Sometimes, in the course of researching internet rumors and viral phenomena, we are surprised by what we find. And since Jan. 4 marks National Trivia Day, we are commemorating a few of our recent stories that could fall into "trivia" category:
What Was the Flatwoods Monster (and, for that Matter, Mothman)?
According to Joe Nickell, a long-time paranormal investigator, the famous cryptid "monsters" in West Virginia were likely nothing more than owls that spooked people so badly that they believed they saw something otherworldly. Add in some opportunists and sensational media coverage, and you have yourself a full-blown paranormal monster story.
Did a Photograph Show a Crashed Flying Saucer?
The photograph looks like it could be a scene from the TV series "The X-Files." It shows a flying saucer crashed into the ground, with two men, one of them wearing a black fedora, looking on in the foreground.
But the picture isn't real.
As we documented, the image did in fact originate from "The X-Files." It was a still from 2016’s “The X-Files: The Event Series.” The image circulated online as a misleading ad promising to show photographs that have been "declassified" by the government.
Is the 'Penis Flytrap' Real?
Yes, but (sadly) that's not its real name.
In 2019, photographs of a plant that looked like a human penis went viral online. Although some dubbed it the "penis flytrap" (a play on the real name of another plant, the Venus flytrap), that is not its real name.

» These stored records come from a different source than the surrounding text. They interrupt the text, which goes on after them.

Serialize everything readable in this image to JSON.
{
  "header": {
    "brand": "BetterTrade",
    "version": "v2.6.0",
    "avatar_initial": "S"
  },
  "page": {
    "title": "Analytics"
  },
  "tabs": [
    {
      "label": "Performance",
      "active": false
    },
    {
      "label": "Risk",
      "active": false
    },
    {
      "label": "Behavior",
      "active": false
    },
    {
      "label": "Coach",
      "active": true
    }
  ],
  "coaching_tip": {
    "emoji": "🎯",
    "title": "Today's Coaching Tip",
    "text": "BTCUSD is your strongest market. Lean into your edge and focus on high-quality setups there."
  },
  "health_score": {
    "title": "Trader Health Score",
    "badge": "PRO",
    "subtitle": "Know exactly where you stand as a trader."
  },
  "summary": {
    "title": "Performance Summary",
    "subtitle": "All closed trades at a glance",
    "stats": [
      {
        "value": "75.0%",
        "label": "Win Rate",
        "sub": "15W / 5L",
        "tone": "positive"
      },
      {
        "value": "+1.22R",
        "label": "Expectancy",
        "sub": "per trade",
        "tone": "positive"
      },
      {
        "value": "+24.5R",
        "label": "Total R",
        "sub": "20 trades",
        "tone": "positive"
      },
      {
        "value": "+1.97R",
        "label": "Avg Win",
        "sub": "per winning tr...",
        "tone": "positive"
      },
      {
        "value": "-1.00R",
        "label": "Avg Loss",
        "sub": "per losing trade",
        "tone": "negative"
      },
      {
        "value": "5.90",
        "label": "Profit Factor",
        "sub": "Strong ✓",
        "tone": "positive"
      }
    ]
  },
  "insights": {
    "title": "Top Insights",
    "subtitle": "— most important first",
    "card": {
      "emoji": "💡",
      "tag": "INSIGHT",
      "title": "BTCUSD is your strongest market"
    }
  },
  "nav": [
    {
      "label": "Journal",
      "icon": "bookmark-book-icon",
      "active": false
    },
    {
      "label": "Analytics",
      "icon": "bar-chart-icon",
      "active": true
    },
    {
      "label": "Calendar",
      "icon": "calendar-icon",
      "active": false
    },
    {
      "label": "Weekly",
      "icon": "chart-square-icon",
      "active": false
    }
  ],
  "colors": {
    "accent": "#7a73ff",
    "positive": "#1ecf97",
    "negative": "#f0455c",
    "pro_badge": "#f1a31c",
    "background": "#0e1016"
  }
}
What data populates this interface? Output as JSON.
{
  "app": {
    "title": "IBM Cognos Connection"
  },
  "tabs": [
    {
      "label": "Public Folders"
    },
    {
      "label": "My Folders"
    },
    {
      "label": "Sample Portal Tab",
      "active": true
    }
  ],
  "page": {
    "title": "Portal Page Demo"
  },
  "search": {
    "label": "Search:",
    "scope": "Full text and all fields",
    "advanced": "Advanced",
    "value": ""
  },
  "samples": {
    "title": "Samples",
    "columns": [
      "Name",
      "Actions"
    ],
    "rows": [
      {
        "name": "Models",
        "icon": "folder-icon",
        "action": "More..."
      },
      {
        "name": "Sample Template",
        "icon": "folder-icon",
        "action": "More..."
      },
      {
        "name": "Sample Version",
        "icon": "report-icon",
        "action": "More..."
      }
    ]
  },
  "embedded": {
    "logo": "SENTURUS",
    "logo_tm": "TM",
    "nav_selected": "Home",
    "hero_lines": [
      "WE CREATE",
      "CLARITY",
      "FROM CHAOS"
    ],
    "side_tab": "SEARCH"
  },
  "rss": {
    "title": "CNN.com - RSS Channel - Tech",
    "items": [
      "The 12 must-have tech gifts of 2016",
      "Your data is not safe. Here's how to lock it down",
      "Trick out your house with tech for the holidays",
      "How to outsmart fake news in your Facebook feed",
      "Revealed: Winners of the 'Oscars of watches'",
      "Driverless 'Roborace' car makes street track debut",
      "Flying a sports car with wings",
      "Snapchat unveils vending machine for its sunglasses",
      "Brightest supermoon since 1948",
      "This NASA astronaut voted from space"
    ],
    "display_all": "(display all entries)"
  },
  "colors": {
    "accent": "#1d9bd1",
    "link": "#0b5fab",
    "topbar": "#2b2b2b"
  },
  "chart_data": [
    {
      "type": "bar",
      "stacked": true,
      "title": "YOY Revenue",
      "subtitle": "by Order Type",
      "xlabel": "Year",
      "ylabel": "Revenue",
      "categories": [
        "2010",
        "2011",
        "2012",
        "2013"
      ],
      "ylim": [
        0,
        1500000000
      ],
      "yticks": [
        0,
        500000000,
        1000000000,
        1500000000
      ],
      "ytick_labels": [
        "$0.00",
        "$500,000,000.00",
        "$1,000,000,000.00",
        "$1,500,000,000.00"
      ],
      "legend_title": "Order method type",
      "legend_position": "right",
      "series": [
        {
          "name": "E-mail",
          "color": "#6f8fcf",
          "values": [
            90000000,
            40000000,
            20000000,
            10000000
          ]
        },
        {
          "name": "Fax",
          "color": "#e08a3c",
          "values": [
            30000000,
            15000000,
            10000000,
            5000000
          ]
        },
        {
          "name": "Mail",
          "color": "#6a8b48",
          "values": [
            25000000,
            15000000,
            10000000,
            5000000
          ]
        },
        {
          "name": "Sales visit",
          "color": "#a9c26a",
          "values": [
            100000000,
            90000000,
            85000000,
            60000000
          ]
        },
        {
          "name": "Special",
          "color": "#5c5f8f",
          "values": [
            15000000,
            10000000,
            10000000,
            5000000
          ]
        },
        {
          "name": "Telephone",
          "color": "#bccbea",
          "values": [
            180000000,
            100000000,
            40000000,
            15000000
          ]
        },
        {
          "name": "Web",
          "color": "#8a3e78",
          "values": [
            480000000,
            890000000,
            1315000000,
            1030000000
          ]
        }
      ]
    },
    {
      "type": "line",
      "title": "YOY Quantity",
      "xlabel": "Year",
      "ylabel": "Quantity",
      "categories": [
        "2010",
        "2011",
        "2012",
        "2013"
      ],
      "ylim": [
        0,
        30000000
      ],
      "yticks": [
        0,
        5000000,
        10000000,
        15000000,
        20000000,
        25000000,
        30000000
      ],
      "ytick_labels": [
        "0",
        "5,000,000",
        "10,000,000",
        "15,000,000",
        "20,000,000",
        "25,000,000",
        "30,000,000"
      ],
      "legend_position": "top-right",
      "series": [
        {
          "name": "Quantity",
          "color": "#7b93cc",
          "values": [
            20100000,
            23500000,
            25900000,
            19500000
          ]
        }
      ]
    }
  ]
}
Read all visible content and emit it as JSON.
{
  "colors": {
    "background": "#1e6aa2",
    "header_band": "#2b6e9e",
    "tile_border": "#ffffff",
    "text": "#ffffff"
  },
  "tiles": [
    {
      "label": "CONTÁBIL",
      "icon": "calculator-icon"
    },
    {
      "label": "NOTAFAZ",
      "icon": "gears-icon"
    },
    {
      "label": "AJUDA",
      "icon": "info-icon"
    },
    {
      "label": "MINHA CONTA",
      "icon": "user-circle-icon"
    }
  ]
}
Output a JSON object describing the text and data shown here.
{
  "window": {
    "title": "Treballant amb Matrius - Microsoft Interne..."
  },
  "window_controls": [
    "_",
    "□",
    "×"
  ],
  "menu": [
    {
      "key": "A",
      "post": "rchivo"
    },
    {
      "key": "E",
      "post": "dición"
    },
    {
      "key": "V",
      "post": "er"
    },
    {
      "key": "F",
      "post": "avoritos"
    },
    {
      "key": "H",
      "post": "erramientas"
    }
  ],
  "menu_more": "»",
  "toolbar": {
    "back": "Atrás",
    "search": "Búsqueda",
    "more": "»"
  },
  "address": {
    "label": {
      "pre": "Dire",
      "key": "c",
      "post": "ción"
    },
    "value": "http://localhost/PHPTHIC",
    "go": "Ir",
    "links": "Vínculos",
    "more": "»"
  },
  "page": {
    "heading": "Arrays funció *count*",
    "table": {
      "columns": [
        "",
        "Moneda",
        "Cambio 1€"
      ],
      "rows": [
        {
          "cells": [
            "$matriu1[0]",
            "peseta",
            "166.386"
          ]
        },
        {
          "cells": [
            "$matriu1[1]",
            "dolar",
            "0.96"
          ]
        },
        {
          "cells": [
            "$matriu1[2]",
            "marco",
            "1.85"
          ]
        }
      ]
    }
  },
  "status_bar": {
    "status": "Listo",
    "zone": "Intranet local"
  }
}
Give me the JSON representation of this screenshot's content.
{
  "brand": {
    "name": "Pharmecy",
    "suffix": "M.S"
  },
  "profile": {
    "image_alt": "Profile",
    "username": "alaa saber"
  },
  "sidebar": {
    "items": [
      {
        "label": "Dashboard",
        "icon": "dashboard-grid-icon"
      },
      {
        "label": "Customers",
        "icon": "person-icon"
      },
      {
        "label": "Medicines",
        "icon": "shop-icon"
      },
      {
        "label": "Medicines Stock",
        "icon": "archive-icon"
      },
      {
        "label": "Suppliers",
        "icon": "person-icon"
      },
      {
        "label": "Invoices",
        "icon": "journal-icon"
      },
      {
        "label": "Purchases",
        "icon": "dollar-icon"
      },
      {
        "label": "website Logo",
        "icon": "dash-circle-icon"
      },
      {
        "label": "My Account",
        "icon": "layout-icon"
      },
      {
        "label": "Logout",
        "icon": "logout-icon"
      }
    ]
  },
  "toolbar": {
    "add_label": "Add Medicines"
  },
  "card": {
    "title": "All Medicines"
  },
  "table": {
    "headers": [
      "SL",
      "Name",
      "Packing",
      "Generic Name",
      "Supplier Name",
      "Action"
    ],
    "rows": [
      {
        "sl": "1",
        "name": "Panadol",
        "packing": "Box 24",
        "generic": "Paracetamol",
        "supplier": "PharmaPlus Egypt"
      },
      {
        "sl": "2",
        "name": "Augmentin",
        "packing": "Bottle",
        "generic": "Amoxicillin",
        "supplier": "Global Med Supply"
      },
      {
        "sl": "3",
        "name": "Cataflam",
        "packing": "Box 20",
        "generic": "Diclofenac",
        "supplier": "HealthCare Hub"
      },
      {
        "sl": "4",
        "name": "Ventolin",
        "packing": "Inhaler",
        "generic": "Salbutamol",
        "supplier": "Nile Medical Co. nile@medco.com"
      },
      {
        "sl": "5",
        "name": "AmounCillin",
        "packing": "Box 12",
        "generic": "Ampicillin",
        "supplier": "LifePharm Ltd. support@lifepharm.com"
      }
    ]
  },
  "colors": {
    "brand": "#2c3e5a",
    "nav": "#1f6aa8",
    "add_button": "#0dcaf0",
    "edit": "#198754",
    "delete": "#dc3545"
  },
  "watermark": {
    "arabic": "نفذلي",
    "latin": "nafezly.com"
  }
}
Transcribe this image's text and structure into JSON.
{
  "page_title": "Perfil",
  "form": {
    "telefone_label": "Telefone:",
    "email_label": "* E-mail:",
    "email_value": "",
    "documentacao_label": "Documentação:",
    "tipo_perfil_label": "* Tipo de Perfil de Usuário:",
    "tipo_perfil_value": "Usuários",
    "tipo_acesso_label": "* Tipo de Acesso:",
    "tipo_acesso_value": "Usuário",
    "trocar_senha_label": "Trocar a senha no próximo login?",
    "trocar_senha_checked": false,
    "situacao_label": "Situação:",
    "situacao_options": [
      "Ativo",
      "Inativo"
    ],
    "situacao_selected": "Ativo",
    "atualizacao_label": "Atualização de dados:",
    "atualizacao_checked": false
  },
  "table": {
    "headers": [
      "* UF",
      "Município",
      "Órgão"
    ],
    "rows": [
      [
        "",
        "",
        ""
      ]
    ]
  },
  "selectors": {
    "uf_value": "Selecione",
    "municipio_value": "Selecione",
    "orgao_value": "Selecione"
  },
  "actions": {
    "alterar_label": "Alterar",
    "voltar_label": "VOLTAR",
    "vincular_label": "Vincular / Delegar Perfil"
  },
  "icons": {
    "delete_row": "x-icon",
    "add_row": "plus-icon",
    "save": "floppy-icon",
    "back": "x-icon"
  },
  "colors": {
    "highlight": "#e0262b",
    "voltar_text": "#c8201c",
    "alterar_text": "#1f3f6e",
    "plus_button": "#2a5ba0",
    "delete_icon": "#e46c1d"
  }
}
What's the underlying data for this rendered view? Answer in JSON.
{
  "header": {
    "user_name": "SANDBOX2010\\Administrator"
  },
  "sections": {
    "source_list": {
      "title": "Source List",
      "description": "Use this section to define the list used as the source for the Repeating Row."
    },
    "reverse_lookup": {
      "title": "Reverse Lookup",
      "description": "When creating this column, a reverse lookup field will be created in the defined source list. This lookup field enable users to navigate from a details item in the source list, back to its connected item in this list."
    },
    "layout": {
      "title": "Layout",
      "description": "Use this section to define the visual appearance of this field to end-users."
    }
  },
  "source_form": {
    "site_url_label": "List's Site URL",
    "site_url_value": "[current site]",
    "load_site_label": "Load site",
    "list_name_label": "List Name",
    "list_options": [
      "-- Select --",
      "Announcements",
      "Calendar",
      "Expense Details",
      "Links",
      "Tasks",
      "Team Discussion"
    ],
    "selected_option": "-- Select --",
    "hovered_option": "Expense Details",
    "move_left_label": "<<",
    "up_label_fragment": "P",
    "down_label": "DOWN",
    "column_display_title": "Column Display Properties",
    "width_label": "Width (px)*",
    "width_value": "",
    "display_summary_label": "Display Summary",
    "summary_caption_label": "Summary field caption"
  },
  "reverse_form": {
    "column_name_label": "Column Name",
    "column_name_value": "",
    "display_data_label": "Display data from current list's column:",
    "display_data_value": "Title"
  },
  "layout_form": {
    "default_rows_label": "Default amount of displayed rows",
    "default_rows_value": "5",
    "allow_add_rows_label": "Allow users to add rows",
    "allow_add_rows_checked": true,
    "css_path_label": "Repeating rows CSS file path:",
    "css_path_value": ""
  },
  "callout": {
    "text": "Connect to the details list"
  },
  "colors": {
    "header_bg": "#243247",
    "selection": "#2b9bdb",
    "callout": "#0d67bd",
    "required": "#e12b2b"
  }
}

The plant belongs to the Nepenthes genus. Clinton Morse, living plant collections manager at the University of Connecticut’s Department of Ecology and Evolutionary Biology, told Snopes by email in 2019:
It is certainly a Nepenthes species and certainly looks like an authentic image. … All Nepenthes have a similar passive pitfall trap that develops with a closed trap, and as the trap matures the ‘lid’ opens up. The pitchers in the attached image are just starting to open thus giving them a rather penile appearance. I’ve never heard of them being called “penis fly trap,” but it is a rather accurate descriptive name.
Is the 'Penis Snake' Real?
While we're on the topic of things you may have seen online that looked like genitalia, some readers asked whether an image of a "snake" that looks like a penis was real.
The image was real, but if we're going to nitpick details, the animal pictured wasn't a snake. As we noted in November 2021:
While these pictures often make their way around the internet attached to names like “penis snake,” “floppy snake,” or “man-aconda,” this creature’s proper name is Atretochoana eiselti. And while this animal’s internet nicknames would lead some to believe that these photos show a sort of phallic-looking snake, this animal is actually a species of caecilian, a group of limbless amphibians.
Did Researchers Really Extract Human DNA from Head Lice on Mummies?
This may sound like the plot to a "Jurassic Park" spinoff, but it's not science fiction. As we reported, "researchers writing in the peer-reviewed journal Molecular Biology and Evolution described human DNA that had been extracted from the “cement” that the tiny lice use to glue their eggs to human hair."
The "cement" from the lice was found on the remains of mummified people who lived in the Andes in what is now Argentina, and were buried an estimated 1,500 to 2,000 years ago.
Did a Woman Really Poop the Length of a Bowling Lane and Set a Record?
A rumor has circulated online for years that holds that a woman by the name of Michelle Hines set a record by producing a 26-foot-long piece of excrement at a bowling alley in Bloomfield Hills, Michigan in 1995.
We're not sure if "impressive" is the correct word to use here, but that rather daunting record wouldn't even be physically possible. As we pointed out, the human large intestine is only about five feet long.